BALLYCLARE RAILWAY STATION 1759
This is Ballyclare station on the 9th August 1930 and No.65 engine is ready
to move off at 7.45 p.m. to York Road Station, Belfast. The locomotive is
a NCC Class A1 4-4-0 and was built by the Midland Railway in 1903, then rebuilt
BALLYCLARE RAILWAY STATION 1760
Here you can see the entrance to Ballyclare Railway Station, the year is unknown.
There must have been a pigeon race lately for you can see on the platform
lots of empty pigeon wicker baskets.
Just look at the road no tarmac then, in the foreground is a boy with possibly
a sibling on a bike next to him and in the distance a horse and cart going
BURNSIDE LODGE 1884
This RBP 318 Burnside parading through Ballyclare and in the foreground is
BALLYCLARE HIGH SCHOOL 2418
These are the pupils and teacher of Ballyclare High School's Hockey team.
Sadly the year and their names are unknown to me.
BALLYCLARE STATION STAFF AND ENGINE CREW
It's 1920 and even though the signal says go the engine is stopped for a photograph
to be taken this coal train with a guards van is on the Six Mile Water bridge
and is just at the entrance to Ballyclare Station. The engine has a single,
central buffer and is No. 103 with the name 'The Bruiser' and was a regular
on this run. It is a narrow gauge railway and in 1930 they stopped taking
passengers and then goods in 1933, but still continued to operate carrying
pulp and coal to the paper mill until the works closed in 1950.
On the engine is the train driver D. Warwick who has turned on the steam release
valve to let the steam flow out. Then we have the Station Master W.J. Orr,
next to him is the stations porter T Marshall, behind him on the front of
the engine is the Fireman S. McCullough. Then we have R Ireland who is the

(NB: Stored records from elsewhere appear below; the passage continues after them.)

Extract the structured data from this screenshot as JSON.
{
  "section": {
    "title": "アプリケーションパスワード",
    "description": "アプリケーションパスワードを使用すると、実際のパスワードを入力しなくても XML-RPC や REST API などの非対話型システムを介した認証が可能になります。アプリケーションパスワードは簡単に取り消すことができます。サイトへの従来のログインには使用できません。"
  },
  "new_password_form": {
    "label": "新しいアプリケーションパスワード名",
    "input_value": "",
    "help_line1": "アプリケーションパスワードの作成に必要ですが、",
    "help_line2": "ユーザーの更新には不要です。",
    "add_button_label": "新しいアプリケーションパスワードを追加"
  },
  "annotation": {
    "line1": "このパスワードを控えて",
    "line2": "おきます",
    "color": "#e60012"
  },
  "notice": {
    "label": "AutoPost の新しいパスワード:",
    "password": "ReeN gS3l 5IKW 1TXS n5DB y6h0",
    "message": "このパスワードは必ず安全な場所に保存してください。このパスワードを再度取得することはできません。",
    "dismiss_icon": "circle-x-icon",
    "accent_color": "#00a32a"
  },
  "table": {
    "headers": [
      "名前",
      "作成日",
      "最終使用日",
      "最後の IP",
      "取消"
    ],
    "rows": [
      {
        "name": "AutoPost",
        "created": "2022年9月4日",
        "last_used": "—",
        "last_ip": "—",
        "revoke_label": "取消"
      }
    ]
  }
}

guard of this train and finally the other train driver J. Stewart.
VICTORIA FLUTE BAND 3717
In the early years of last century, 1932 to be exact, the village flute band
under the direction of Bob McFarlane was quite small and played at local fuctions
such as picnics, political meetings and orange processions. After WWI this
band was formed in 1918 through the untiring efforts of Bob McFarlane and
he included Victoria in its name. The band was also dominated by McFarlanes,
for at one time Bob and his four sons marched side by side in the Victoria.
For a long time peaked caps comprised their only uniform. This cup is the
Junior Section, Grade II Championship of the N.I. Bands Association. Since
1960 the band has won the Association's Senior World Championship eighteen
times, including a record ten times in succession between 1975 and 1984. Sad
to say I know none of the members, but if you do
please let me know and I will send you a copy without the watermark.
FLUTE BAND 3718
It's the 12th July 1923 and being photographed her is the village band Ballyeaston
Flute Band along with the Orange Lodge 1010 before setting off to the 'field'.
The band was formed in 1892 and in 1923 shared a hall with the lodge which
is the building to your left. In the mid 1930's a new Orange Hall was built
on the road to Ballyclare and the old hall was sold to the band. The band
was very successful in championships until its demise in 1965. The bandroom
still exists, with a commemorative plaque on the outside wall. It is now unoccupied
and held in trusteeship. Many Ballyeaston folk can be reconised here including
the Millar brothers, Bob and Johnny, prominent in the front row wearing soft
hats. Bob was a well known tailor for many years in Ballyclare.
If you know anyone else in the photograph, please let me know and I will send
you a copy without the watermark.